Government contracts can be incredibly lucrative for commercial construction contractors. From public schools to county courthouses, to airports and interstates, there is a constant stream of well-paying contracts up for grabs with a near-guarantee of payment for your work.
Once a company taps into the $270-billion public realm, subsequent public bids are much easier to secure. But breaking into the public sector is tough. Here are some tips to help strengthen your bid.
Start with the paperwork.
There is a lot of red-tape paperwork involved in bidding on a public sector project. This first step can trip up a lot of contractors. Get in front of the paperwork requirement by creating a list and tackling one item at a time.
The government has set out steps for the documents and certifications needed to apply for public projects. They include:
- • Identify your NAIC S Code, which will put your company into a particular industry classification.
- • Determine the size of your company using the SBA website’s size standard tool. A quarter of all government contracts must be awarded to small businesses, so if you qualify as one, that can give you an edge.
- • Register with Dun & Bradstreet to obtain a DUNS number, which allows you to submit bids for public contracts in your area.
- • Sign up with the Central Contractor Registration (SAM) database, in order to register and track those government jobs.
- • Join FedBizOpps.com, which delivers new relevant RFPs and contracts available for bid.
- • Look for subcontracting opportunities on government projects using the SBA’s SubNet database.
- • Connect with a Procurement Technical Assistance Center (APTAC) where you can sign up for classes, work with a counselor and attend networking events.
- • If your business is women- or minority-owned, be sure to register with the National Association of Women Business Owners or the National Minority Supplier Development Council.
Don’t underestimate the power of the internet.
Make sure you are well-represented online and that your website is current, with language specifically geared to government agencies. This is key, since beyond the information you submit, decision makers will frequently vet a company by looking at their online presence.
If your company has worked on other public projects, be sure those are visible on your site and link to a case study with details that back up your bid if possible. If you don’t have any public projects to showcase, look for projects similar to the one you are bidding on.
Keep an eye on your competition.
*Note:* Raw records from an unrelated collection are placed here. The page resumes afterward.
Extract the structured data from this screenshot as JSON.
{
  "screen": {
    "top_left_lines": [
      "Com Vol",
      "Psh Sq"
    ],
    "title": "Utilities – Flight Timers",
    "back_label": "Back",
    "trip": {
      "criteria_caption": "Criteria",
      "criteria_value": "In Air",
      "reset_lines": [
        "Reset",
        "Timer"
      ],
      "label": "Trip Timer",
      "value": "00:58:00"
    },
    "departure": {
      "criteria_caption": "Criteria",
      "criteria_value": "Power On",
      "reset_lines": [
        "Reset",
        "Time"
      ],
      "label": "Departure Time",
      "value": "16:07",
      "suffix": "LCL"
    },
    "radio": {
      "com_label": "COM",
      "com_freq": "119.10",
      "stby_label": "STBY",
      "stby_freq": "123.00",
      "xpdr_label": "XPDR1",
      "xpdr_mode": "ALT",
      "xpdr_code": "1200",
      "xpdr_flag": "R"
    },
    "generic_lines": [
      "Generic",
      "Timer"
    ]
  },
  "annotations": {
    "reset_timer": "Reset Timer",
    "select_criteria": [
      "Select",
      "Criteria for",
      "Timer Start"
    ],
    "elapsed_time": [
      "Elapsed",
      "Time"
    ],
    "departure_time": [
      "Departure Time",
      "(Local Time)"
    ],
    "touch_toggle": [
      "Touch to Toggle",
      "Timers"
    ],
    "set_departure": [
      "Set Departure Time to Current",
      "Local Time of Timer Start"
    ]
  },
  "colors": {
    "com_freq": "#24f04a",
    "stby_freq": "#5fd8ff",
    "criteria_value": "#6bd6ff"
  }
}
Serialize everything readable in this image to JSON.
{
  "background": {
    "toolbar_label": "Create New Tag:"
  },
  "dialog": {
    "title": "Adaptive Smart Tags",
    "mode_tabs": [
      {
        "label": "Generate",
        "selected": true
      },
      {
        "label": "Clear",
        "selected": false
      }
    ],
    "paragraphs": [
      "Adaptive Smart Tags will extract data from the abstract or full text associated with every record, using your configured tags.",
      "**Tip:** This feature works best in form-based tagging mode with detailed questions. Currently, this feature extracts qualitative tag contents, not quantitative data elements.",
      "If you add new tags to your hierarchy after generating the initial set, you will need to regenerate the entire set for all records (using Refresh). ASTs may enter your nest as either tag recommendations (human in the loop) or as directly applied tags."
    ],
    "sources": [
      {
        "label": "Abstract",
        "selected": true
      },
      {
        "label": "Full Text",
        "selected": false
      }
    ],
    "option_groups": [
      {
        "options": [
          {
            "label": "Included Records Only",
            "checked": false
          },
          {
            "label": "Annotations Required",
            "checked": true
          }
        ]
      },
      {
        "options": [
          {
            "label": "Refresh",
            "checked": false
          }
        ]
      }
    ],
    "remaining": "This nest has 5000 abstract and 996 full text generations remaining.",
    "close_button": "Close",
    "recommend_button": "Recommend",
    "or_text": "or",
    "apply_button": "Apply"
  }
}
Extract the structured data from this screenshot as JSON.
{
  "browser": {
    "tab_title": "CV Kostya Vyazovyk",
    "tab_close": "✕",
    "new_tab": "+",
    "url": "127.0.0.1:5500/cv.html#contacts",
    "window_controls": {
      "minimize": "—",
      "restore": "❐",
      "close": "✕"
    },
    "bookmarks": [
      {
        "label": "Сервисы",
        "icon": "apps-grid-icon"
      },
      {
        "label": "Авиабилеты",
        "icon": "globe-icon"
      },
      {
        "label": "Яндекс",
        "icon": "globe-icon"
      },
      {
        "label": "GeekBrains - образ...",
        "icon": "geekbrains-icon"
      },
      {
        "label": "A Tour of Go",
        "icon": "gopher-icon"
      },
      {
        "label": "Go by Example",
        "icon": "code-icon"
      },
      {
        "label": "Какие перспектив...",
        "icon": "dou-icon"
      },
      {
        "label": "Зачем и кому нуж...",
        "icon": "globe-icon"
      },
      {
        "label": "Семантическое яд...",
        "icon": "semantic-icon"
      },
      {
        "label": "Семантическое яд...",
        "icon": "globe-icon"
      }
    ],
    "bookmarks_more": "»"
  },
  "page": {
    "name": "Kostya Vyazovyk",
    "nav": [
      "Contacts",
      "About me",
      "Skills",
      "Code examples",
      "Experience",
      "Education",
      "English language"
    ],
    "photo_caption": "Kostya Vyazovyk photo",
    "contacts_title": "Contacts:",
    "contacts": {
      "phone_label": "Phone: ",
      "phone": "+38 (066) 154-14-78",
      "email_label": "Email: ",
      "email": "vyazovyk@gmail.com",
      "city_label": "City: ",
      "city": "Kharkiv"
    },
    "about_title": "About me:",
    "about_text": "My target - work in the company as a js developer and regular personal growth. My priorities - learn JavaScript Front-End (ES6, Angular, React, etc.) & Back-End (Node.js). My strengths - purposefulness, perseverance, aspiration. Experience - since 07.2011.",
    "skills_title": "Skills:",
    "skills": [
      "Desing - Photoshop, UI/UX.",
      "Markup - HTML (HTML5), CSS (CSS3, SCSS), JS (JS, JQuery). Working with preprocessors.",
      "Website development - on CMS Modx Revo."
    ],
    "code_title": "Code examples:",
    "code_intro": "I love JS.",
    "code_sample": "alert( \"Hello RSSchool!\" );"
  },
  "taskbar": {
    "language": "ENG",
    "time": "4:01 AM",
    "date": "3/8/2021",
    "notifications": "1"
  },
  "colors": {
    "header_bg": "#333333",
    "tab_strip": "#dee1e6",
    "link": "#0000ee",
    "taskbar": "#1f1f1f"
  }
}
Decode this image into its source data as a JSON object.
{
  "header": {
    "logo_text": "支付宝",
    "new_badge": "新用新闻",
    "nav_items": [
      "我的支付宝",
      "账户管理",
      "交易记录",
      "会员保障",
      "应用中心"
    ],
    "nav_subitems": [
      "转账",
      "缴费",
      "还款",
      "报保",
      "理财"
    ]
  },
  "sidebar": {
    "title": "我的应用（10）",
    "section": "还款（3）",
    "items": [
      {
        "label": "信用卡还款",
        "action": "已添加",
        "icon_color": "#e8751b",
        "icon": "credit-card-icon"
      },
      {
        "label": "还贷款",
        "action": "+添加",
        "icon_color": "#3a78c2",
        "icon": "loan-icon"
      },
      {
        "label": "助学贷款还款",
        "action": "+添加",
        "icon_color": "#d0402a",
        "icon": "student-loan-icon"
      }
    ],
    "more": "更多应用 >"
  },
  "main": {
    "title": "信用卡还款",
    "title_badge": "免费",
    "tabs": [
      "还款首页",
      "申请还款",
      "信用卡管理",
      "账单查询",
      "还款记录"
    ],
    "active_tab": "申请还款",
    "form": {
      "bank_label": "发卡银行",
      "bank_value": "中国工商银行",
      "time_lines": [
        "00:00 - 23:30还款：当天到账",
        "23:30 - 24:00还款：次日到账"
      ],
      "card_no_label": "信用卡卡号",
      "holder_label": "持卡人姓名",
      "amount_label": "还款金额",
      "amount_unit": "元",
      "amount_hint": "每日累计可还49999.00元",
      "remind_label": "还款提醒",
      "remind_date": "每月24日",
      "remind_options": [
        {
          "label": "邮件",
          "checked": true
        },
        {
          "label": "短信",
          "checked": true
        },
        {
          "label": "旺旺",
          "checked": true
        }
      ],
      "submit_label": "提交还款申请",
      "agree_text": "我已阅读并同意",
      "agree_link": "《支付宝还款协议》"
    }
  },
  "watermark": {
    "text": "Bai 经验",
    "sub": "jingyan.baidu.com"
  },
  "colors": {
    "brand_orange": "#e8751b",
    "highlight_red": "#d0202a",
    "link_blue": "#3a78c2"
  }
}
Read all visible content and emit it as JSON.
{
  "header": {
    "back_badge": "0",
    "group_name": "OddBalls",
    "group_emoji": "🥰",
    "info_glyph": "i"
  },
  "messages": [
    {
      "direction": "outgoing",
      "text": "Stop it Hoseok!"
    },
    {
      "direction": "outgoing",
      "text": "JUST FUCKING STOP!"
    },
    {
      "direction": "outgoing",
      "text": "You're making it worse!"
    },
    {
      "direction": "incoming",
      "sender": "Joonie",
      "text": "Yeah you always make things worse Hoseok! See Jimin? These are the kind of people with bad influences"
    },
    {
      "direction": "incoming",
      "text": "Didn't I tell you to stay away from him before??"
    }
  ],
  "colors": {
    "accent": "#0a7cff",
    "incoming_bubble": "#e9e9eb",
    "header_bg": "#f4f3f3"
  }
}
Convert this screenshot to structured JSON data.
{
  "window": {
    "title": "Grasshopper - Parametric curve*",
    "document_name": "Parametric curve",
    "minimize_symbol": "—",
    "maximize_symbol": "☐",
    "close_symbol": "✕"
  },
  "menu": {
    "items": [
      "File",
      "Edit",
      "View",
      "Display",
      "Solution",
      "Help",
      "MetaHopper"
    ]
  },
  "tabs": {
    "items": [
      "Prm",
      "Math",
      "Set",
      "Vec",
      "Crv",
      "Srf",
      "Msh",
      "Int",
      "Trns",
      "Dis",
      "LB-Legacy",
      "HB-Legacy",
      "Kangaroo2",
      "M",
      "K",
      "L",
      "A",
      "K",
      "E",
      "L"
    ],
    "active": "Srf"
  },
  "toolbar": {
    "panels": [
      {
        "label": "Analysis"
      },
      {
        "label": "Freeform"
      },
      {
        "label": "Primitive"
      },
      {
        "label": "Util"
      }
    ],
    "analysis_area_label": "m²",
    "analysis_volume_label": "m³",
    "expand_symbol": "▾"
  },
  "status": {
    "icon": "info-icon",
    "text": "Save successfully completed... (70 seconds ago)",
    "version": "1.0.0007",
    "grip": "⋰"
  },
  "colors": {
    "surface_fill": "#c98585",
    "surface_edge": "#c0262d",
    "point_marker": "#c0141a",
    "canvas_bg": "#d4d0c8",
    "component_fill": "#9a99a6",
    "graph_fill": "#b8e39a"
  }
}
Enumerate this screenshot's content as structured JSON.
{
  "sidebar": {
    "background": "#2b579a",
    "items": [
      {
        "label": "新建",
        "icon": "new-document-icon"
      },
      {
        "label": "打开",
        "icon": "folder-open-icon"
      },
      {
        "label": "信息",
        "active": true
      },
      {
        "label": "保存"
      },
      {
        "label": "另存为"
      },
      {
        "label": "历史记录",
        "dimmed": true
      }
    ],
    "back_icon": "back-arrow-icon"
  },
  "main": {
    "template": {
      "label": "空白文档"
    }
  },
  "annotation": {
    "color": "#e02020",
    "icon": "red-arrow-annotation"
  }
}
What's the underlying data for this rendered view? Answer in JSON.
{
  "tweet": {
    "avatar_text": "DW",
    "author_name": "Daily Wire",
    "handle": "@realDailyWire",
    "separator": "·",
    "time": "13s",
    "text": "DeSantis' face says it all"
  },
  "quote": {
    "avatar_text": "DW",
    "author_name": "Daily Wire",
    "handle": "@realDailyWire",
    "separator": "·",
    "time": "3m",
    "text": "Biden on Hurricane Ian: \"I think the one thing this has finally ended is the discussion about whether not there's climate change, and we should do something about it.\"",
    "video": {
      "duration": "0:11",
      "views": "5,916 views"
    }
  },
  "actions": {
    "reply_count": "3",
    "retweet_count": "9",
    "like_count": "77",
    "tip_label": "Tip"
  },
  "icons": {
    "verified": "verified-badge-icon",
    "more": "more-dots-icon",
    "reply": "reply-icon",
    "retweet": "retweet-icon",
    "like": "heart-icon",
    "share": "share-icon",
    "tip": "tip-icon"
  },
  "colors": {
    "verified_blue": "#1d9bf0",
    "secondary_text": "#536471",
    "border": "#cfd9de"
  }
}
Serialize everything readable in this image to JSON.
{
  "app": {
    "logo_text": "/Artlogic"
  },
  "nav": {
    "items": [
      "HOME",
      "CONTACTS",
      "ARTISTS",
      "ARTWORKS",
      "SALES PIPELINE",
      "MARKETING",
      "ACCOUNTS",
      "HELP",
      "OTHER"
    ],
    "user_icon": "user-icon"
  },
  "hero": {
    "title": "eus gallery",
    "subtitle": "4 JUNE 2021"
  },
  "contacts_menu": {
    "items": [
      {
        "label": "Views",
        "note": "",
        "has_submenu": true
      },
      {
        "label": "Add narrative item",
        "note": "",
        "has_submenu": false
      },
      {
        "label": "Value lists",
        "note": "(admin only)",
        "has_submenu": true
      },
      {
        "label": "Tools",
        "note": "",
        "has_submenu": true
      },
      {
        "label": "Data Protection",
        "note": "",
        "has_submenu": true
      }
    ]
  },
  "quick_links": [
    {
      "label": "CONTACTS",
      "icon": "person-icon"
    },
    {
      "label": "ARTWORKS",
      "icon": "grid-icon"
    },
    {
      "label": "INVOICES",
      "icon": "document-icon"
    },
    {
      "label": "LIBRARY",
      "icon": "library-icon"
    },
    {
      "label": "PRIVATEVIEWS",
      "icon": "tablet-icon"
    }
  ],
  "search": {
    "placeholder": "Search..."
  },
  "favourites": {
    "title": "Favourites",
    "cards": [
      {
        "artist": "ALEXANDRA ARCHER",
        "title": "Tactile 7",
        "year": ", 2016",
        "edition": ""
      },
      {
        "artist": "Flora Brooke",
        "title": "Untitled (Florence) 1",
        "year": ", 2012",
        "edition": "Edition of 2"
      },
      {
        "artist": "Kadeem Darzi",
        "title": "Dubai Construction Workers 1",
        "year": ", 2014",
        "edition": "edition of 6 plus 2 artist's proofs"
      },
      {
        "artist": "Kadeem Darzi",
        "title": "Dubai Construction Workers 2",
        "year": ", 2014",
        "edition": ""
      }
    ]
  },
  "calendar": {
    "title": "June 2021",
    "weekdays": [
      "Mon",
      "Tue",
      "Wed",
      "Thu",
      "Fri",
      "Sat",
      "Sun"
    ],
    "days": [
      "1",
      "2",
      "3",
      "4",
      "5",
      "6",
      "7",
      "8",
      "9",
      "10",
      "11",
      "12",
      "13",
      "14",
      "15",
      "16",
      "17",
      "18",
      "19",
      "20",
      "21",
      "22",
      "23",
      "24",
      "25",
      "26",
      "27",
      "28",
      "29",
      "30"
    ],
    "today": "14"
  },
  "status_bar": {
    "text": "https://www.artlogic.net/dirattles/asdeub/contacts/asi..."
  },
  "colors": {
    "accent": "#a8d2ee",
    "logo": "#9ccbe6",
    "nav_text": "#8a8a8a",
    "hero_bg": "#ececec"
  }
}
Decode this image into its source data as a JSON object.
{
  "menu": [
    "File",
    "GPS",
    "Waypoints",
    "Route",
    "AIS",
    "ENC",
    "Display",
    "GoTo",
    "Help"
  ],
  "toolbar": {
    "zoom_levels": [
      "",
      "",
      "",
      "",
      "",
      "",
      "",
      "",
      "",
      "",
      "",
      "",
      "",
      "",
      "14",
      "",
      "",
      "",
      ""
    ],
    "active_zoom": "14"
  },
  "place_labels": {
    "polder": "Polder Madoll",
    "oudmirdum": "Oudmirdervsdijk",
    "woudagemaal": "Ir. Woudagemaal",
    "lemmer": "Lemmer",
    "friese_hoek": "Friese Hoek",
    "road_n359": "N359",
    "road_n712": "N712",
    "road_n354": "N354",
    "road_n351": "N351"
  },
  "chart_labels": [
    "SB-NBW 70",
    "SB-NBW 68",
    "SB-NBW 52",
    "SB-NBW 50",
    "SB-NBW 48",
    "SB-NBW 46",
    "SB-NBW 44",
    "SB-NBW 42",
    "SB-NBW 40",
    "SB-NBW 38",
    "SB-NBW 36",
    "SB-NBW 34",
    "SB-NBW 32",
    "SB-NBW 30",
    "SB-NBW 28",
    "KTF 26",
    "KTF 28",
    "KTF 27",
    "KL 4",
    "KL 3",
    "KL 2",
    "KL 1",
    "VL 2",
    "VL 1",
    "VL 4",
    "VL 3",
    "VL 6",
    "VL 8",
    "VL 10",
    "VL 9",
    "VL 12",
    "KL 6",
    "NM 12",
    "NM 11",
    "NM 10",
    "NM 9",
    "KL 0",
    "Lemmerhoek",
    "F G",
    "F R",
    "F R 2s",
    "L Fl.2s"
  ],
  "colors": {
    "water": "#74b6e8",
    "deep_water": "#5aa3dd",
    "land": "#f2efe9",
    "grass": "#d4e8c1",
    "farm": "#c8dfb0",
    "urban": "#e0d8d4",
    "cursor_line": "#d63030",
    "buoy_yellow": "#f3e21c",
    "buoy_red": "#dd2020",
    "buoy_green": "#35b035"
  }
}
Keep your finger on the competition’s pulse by tracking contractors, contracts and future projects online. A little bit of sleuthing can give you a better idea of what your competitors are up to and help you gain an edge in positioning your company. Some of the free government-run websites worth checking out are:
Focus on your reputation and past performance.
Proving that you are an established business and financially stable is essential to securing a bid. Make sure you are cashflow positive and that your financials in order. An outside consultant or a CPA can be invaluable if you are unsure of your standing. Ultimately, the company that offers the most competitive bid with a strong track record of finishing jobs on time and with exceptional quality will secure the bid.
Failing to deliver on your first government bid because you took on a project that was too large or too challenging will make it unlikely for you to secure another public bid in the future. Your first public project should be well within your business’s comfort level.
Triple-check your bid amounts.
It can be tempting to lower your bid amount in order to beat out your competition and win the job. Remember that public entities will scrutinize your bid, and most will weed out bids that are unrealistically low.
Even if you were to get it past them, dropping your multiplier or dropping your profit margin puts the job at risk when a weather delay or unforeseen setback occurs, again preventing you from being able to do the job properly. It’s better to wait until the right bid goes through at a price that is appropriate to the job.
Be sure to have adequate funding in place.
One of the most challenging parts of securing a bid is proving that you have the money to do it right. Lacking the cash and mobilization capital to cover expenses like permitting and bond surety premiums can be a big hit on a company’s bottom line before the project has even started.
Over the last several years, many commercial contractors have scraped by with whatever cash they have until they submit their first pay app. Then, they seek out factoring or cash advance loans, a strategy that often results in difficulty making payroll or paying vendors for a few weeks before they receive the money and can put them in a cycle of debt.
Recently, commercial contractors have found a way out of that cycle by securing funding upfront to cover early expenses or to serve as a cushion before that first payment is received. That strategy also allows contractors to build the cost of the capital into their bid rather than have it come out of their profit margin later on. Companies that secure a loan in advance can bolster their bid by providing the property owner with a pre-approval letter.